• **Materials provided**:

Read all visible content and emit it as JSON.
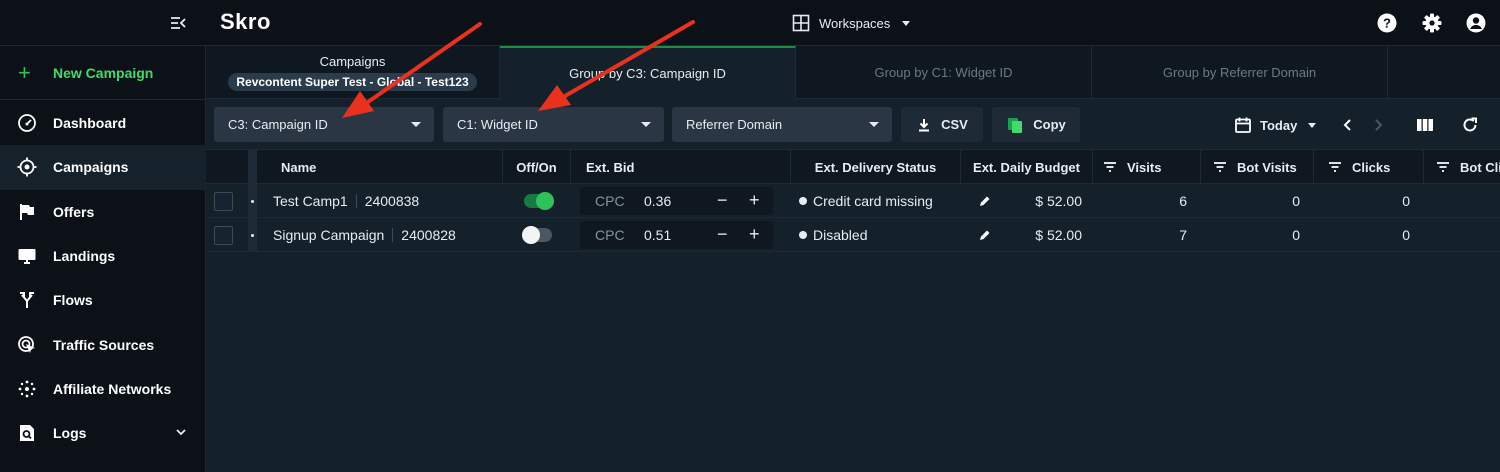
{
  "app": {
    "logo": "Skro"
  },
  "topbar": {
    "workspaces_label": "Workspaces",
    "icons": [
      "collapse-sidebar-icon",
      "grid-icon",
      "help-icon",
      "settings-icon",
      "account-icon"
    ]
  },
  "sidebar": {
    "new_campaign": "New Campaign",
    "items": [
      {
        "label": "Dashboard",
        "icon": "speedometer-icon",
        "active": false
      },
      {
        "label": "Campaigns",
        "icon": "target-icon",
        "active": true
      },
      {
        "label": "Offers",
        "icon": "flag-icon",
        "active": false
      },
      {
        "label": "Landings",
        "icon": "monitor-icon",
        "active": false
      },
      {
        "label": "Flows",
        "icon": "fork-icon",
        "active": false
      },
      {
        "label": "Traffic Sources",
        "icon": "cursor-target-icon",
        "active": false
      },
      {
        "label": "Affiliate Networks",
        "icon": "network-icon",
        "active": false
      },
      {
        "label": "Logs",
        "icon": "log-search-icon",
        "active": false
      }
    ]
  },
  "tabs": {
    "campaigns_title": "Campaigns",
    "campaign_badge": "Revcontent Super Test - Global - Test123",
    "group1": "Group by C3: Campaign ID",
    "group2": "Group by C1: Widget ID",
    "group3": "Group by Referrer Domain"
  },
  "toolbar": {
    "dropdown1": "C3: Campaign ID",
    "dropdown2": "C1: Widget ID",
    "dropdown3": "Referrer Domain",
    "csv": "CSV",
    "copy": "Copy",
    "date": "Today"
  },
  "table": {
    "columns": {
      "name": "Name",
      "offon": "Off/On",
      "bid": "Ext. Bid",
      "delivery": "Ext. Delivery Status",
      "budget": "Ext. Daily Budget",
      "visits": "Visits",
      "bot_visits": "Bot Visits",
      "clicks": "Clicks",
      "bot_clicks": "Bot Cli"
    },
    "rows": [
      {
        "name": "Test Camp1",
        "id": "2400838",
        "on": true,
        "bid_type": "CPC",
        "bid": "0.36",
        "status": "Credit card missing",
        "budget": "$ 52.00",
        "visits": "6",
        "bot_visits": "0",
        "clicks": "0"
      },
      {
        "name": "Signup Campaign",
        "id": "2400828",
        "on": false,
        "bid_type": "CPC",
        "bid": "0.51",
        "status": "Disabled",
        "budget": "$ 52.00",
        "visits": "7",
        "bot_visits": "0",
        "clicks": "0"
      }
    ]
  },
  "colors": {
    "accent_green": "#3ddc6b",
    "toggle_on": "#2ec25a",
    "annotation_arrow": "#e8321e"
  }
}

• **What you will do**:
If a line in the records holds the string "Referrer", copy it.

• **Solution for this problem**:
    "group3": "Group by Referrer Domain"
    "dropdown3": "Referrer Domain",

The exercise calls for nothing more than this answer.